DS9 display of data image, model image, and fit image.

Figure 3: Fit residuals image

[DS9 display of fit residuals image]
[Print media version: DS9 display of fit residuals image]

Figure 3: Fit residuals image

DS9 display of the (data-model) fit residuals image.

Saving a Sherpa Session

To save the Sherpa session in order to return to the analysis at a later point:

where the save function records all the information about the current session to the binary file, and the save_all function records the session settings to an editable ASCII file.

To restore the session that was saved to the binary file or ASCII file expmap.ascii:

sherpa> restore("")

sherpa> exec(open("expmap.ascii").read())

Scripting It

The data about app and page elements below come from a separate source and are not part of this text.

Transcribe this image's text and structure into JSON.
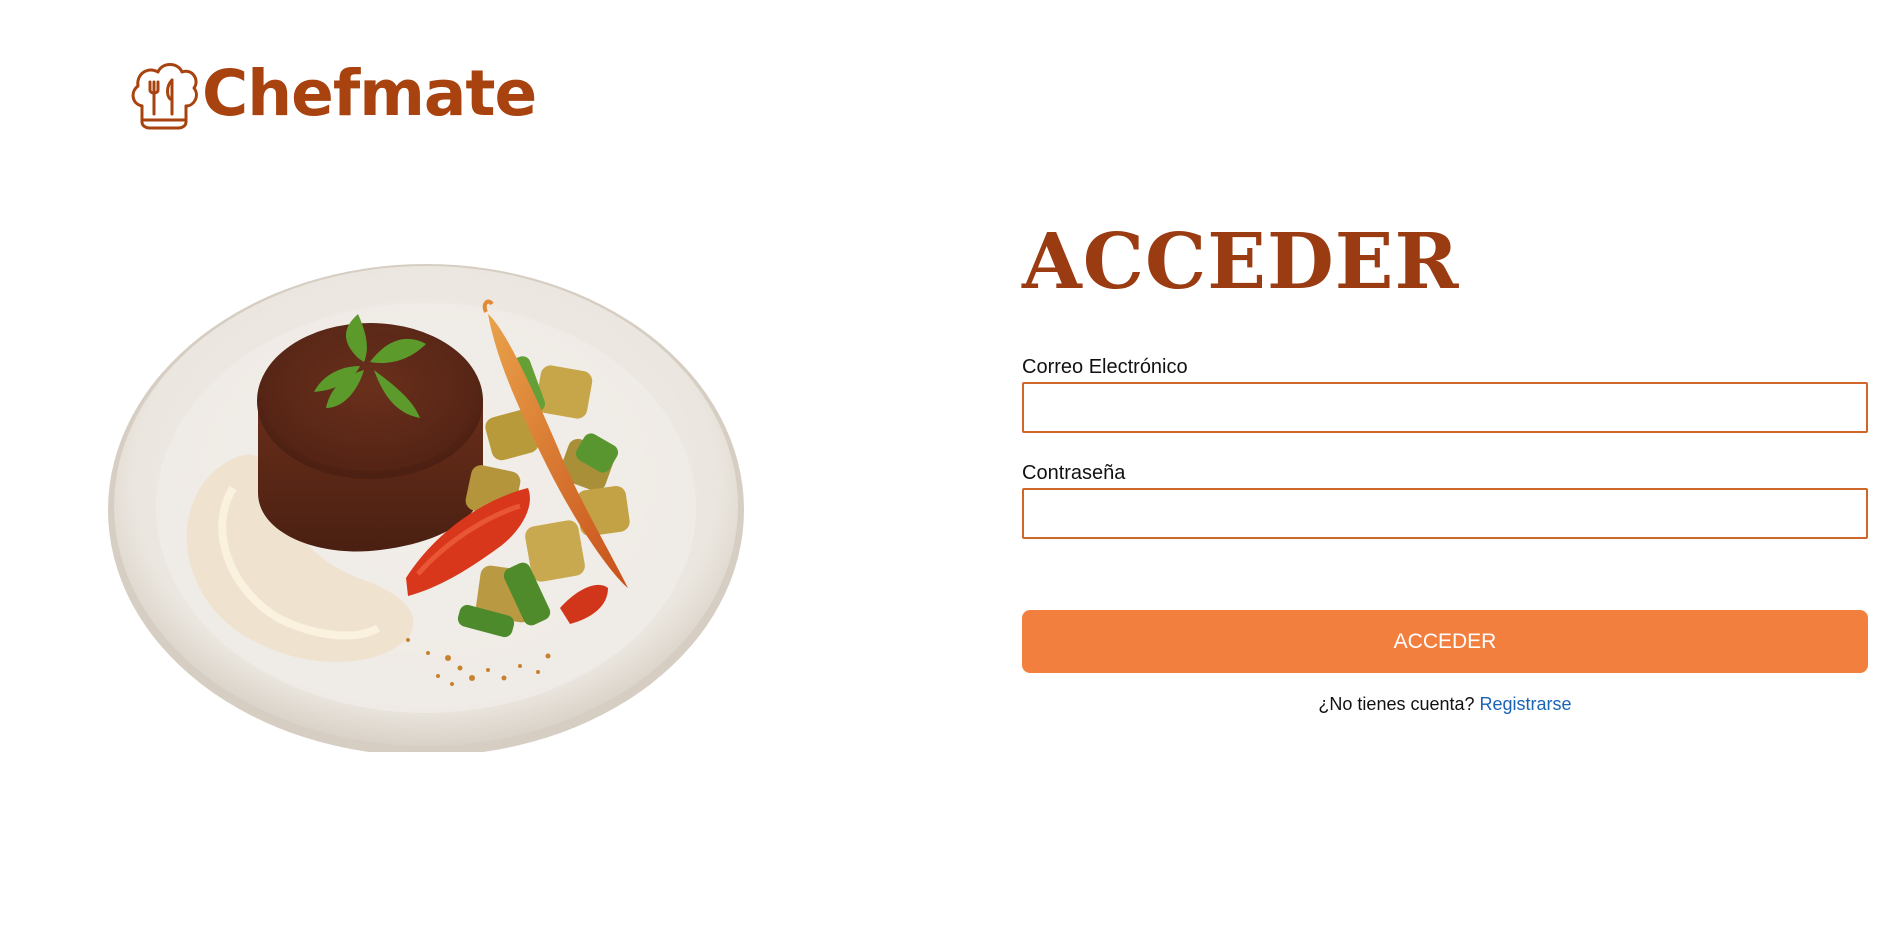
{
  "brand": {
    "name": "Chefmate",
    "logo_icon": "chef-hat-utensils-icon",
    "color": "#a8420f"
  },
  "hero": {
    "image": "plate-steak-vegetables-image"
  },
  "login": {
    "title": "ACCEDER",
    "email_label": "Correo Electrónico",
    "email_value": "",
    "password_label": "Contraseña",
    "password_value": "",
    "submit_label": "ACCEDER",
    "no_account_text": "¿No tienes cuenta?",
    "register_link": "Registrarse"
  },
  "colors": {
    "title": "#9a3b12",
    "input_border": "#d0672a",
    "button": "#f27f3d",
    "link": "#1a63b5"
  }
}
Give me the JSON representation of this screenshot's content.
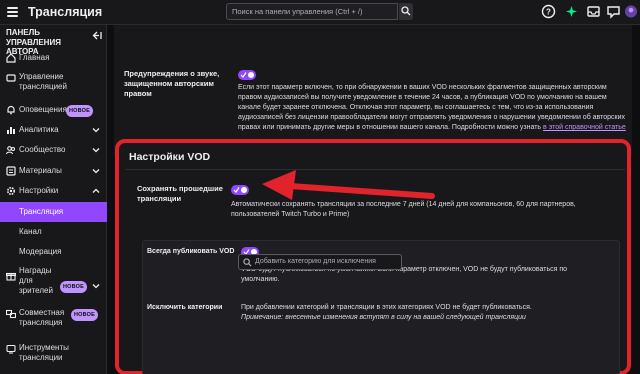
{
  "topbar": {
    "title": "Трансляция",
    "search_placeholder": "Поиск на панели управления (Ctrl + /)"
  },
  "sidebar": {
    "header": "ПАНЕЛЬ УПРАВЛЕНИЯ АВТОРА",
    "items": [
      {
        "label": "Главная",
        "icon": "home-icon"
      },
      {
        "label": "Управление трансляцией",
        "icon": "stream-manager-icon"
      },
      {
        "label": "Оповещения",
        "icon": "alerts-icon",
        "badge": "НОВОЕ"
      },
      {
        "label": "Аналитика",
        "icon": "analytics-icon"
      },
      {
        "label": "Сообщество",
        "icon": "community-icon"
      },
      {
        "label": "Материалы",
        "icon": "content-icon"
      },
      {
        "label": "Настройки",
        "icon": "settings-icon"
      },
      {
        "label": "Награды для зрителей",
        "icon": "rewards-icon",
        "badge": "НОВОЕ"
      },
      {
        "label": "Совместная трансляция",
        "icon": "collab-icon",
        "badge": "НОВОЕ"
      },
      {
        "label": "Инструменты трансляции",
        "icon": "tools-icon"
      }
    ],
    "sub_items": [
      "Трансляция",
      "Канал",
      "Модерация"
    ]
  },
  "copyright": {
    "label": "Предупреждения о звуке, защищенном авторским правом",
    "desc": "Если этот параметр включен, то при обнаружении в ваших VOD нескольких фрагментов защищенных авторским правом аудиозаписей вы получите уведомление в течение 24 часов, а публикация VOD по умолчанию на вашем канале будет заранее отключена. Отключая этот параметр, вы соглашаетесь с тем, что из-за использования аудиозаписей без лицензии правообладатели могут отправлять уведомления о нарушении уведомлении об авторских правах или принимать другие меры в отношении вашего канала. Подробности можно узнать ",
    "link": "в этой справочной статье"
  },
  "vod": {
    "title": "Настройки VOD",
    "store_label": "Сохранять прошедшие трансляции",
    "store_desc": "Автоматически сохранять трансляции за последние 7 дней (14 дней для компаньонов, 60 для партнеров, пользователей Twitch Turbo и Prime)",
    "publish_label": "Всегда публиковать VOD",
    "publish_desc": "VOD будут публиковаться по умолчанию. Если параметр отключен, VOD не будут публиковаться по умолчанию.",
    "exclude_label": "Исключить категории",
    "exclude_desc": "При добавлении категорий и трансляции в этих категориях VOD не будет публиковаться.",
    "exclude_note": "Примечание: внесенные изменения вступят в силу на вашей следующей трансляции",
    "exclude_placeholder": "Добавить категорию для исключения"
  },
  "colors": {
    "accent": "#9147ff",
    "highlight": "#e1232c",
    "badge": "#bf94ff"
  }
}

The file is a Python script which performs the primary commands used above; it can be executed by typing exec(open("").read()) on the Sherpa command line.

The Sherpa script command may be used to save everything typed on the command line in a Sherpa session:

sherpa> script(filename="sherpa.log", clobber=False)

(Note that restoring a Sherpa session from such a file could be problematic since it may include syntax errors, unwanted fitting trials, et cetera.)

The CXC is committed to helping Sherpa users transition to new syntax as smoothly as possible. If you have existing Sherpa scripts or save files, submit them to us via the CXC Helpdesk and we will provide the CIAO/Sherpa 4.11 syntax to you.


This thread is complete, so we can exit the Sherpa session:

sherpa> quit


14 Jan 2005 reviewed for CIAO 3.2: no changes
21 Dec 2005 reviewed for CIAO 3.3: no changes
01 Dec 2006 reviewed for CIAO 3.4: no changes
07 Dec 2008 updated for Sherpa 4.1
29 Apr 2009 new script command is available with CIAO 4.1.2
07 Jan 2010 updated for CIAO 4.2
13 Jul 2010 updated for CIAO 4.2 Sherpa v2: removal of S-Lang version of thread.
30 Jan 2012 reviewed for CIAO 4.4 (no changes)
13 Dec 2012 reviewed for CIAO 4.5 (no changes)
05 Dec 2013 reviewed for CIAO 4.6: no changes
18 Mar 2015 reviewed for CIAO 4.7, updated model parameter boundaries.
10 Dec 2015 reviewed for CIAO 4.8, updated screen output
01 Nov 2016 reviewed for CIAO 4.9, no content change
01 Jun 2018 reviewed for CIAO 4.10, no content change
12 Dec 2018 reviewed for CIAO 4.11, no content change